The girl with Hereditary Angioedema (HAE) is 22-year-old Jordyn Campbell from Brampton, ON. HAE is a rare and life-threatening genetic condition that occurs 1 in 10, 000 to 1 in 50, 000 people. HAE symptoms include episodes of swelling in various body parts including the hands, feet, face and airways.
All her life, Campbell was dubbed as a medical mystery consistently in and out of hospitals and surgeries with every imaginable problem. In 2017, she was diagnosed with HAE after the disease nearly took her life.
Her cause? Genetics. Inheriting the genetic fault from a parent is the rarest cause for HAE. Campbell does not have enough of a substance known as C1, which causes the immune system to “misfire” and cause swelling. Campbell has a 50% chance of passing the genetic fault onto her future children.
Grade 11 (2012) was the first time Campbell ever swelled, she woke up with a swollen hand. After that, it reoccurred at least once a month on either her hands, arms or feet. No doctor or specialist could pinpoint what was going on.
“I grew more and more sick, but I was so sick of going to the hospital that I wouldn’t go unless I was sick for more than 15 hours. I remember crying a lot and questioning ‘why me?’”
This time last year, Campbell was in her fourth year, living away at home, at Nipissing University. Campbell developed a terrible cough and sinus infection. She began having trouble breathing.
“I remember walking to the bus for school and standing there crying because I was just in so much pain that I could not breathe in and out, but I couldn’t afford to miss more class to once again go to the hospital.”
Campbell took the bus, arrived at school, found the first person with a car and asked them to take her to the emergency. Immediate X-rays and MRIs were taken. They had Campbell on steroids and pain killers. She was once again told, “We don’t know what’s wrong.” She was sent home for these words to haunt her.
Campbell noticed she could not swollen food. She waited and made a doctor’s appointment. Campbell went, they sent her to a specialist in the building who then rushed her to hospital. Her airways were closing.
Campbell was put on life support. Doctors and nurses believed she would only need it for 24 to 48 hours, but it ended up being five long days later. Campbell’s mother, Patricia Campbell, was on the next bus from Brampton to North Bay.
“I didn’t even know my mom was with me. I was on morphine and it’s all a blur. After this just happened I was afraid to live. I was afraid my throat was going to close again. I didn’t understand why I had almost just died and was put on life support.”
A month later, Campbell heard about HAE from talking about it with some people. After multiple google searches, Campbell realized her symptoms were a perfect match.

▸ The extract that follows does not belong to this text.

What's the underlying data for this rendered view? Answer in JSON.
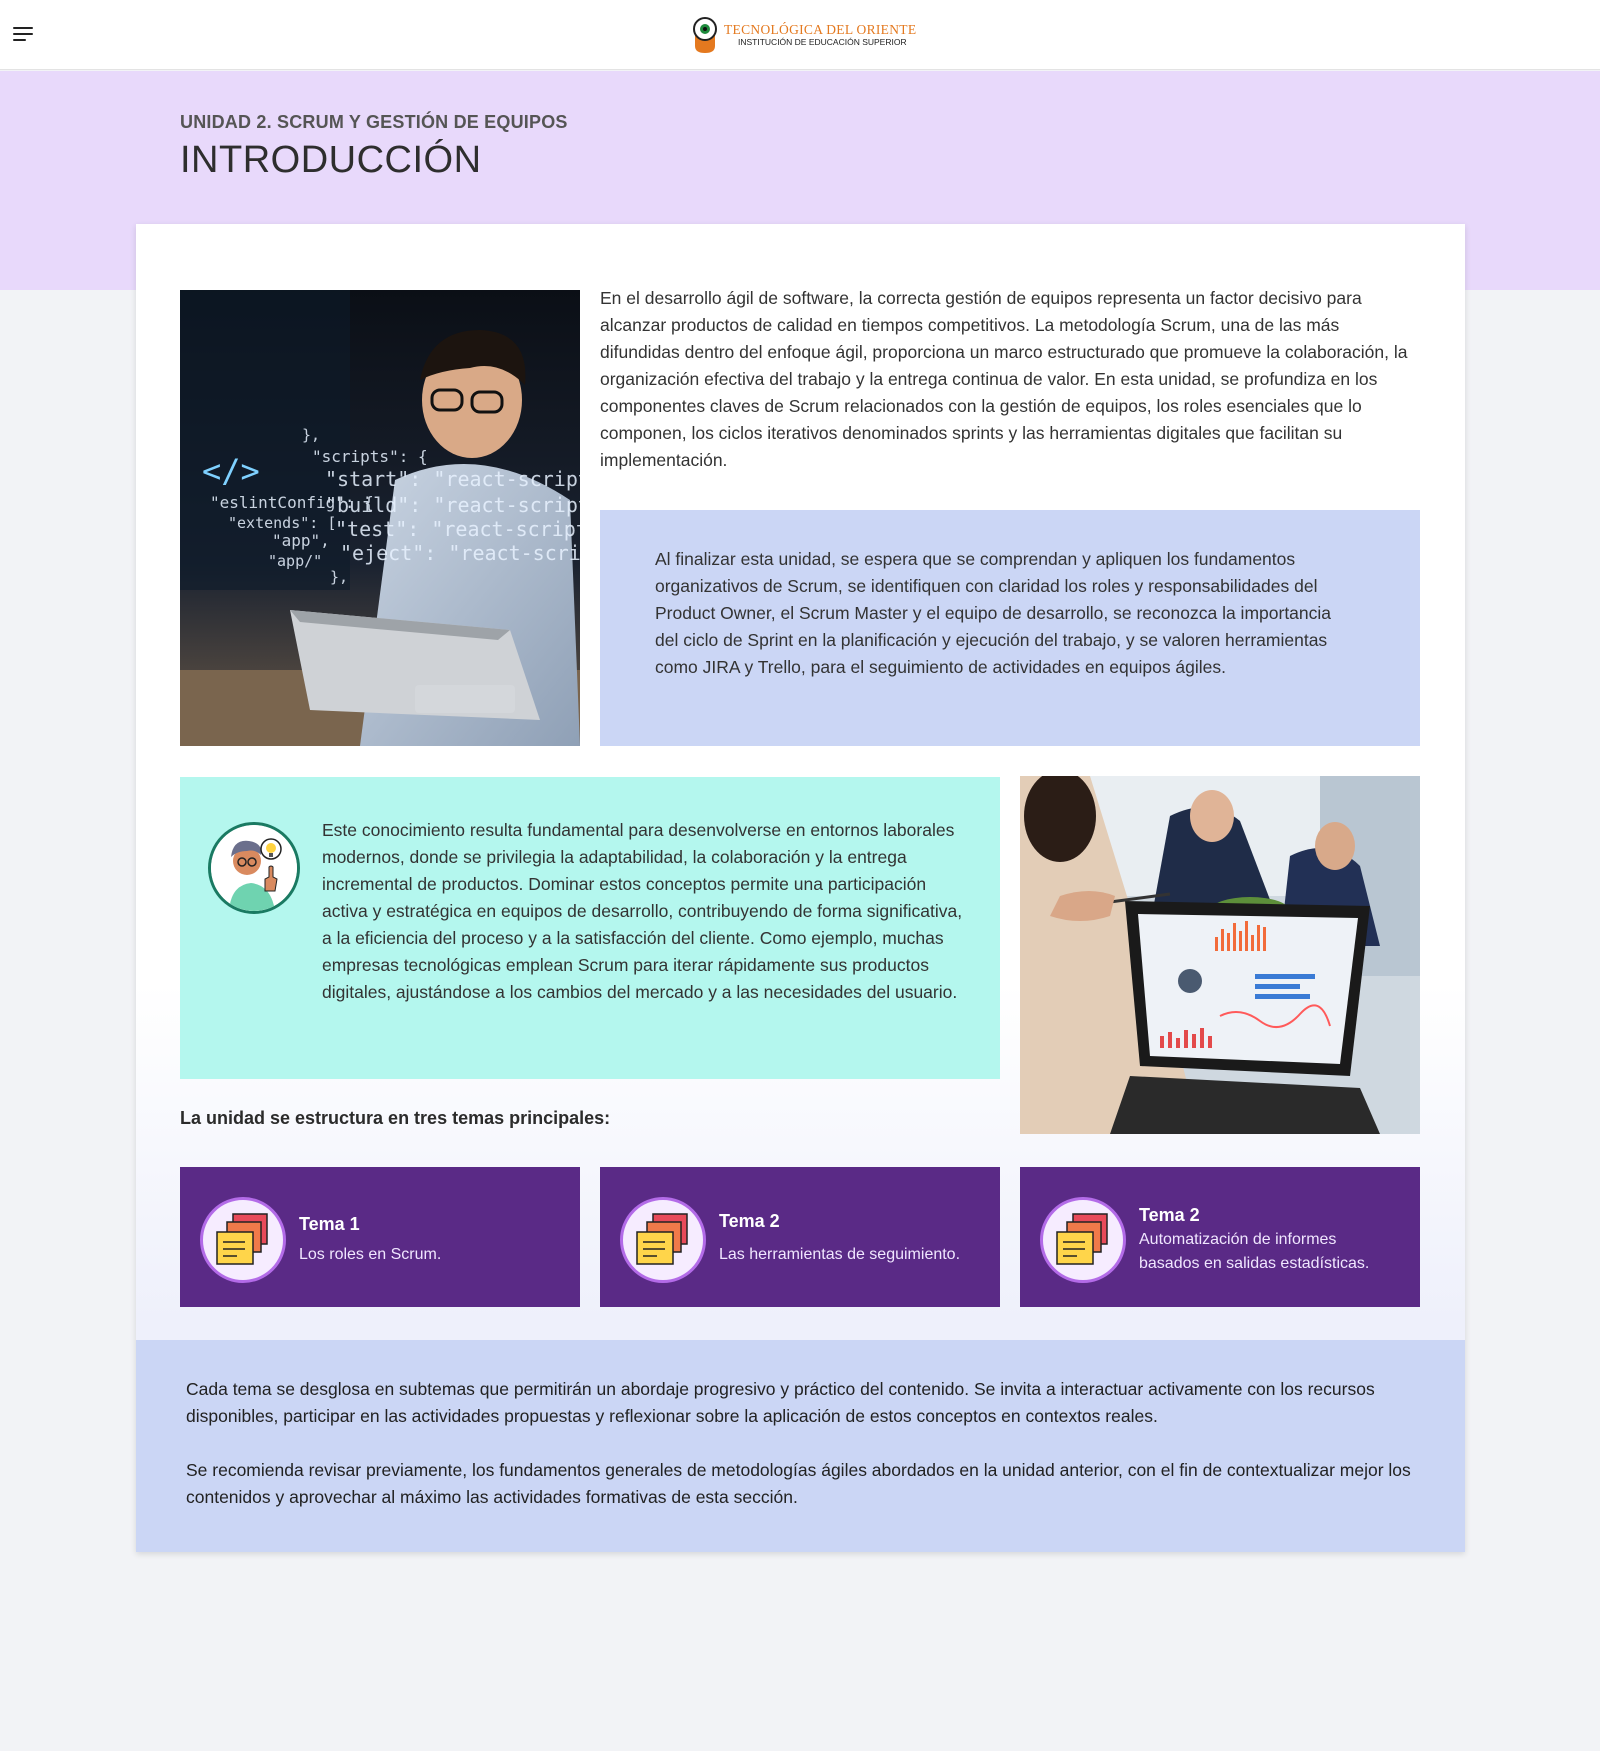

“I saw the words ‘rare disease’ and the statistics I was just so shocked. I lived for so long with people telling me there was nothing wrong with me so how could I believe this now.”
After a visit to a specialist and one blood test, Campbell was diagnosed and thrown into this world of rare diseases.
A couple months later, Campbell’s little sister, Dani Campbell was also diagnosed with HAE even though she has never had a swelling attack. Jordyn and Dani are the only HAE patients in Brampton. They receive treatment once a week, a preventative treatment to stop attacks. The medication is known as Cinryze, which is the fifth most expensive drug in Canada.
“I couldn’t fathom that this was my life now. But when I really thought about it, this always has been my life and my diagnosis was the greatest blessing I had ever been given. To be given the opportunity to be treated, share my story, encourage and reach out to people struggling with rare diseases globally. I can’t thank my doctors enough for saving my families sanity and mine and my sisters lives. A disease may be rare but hope should not.”
Campbell has created a YouTube channel to raise awareness of her story and rare diseases, she is “The girl with.”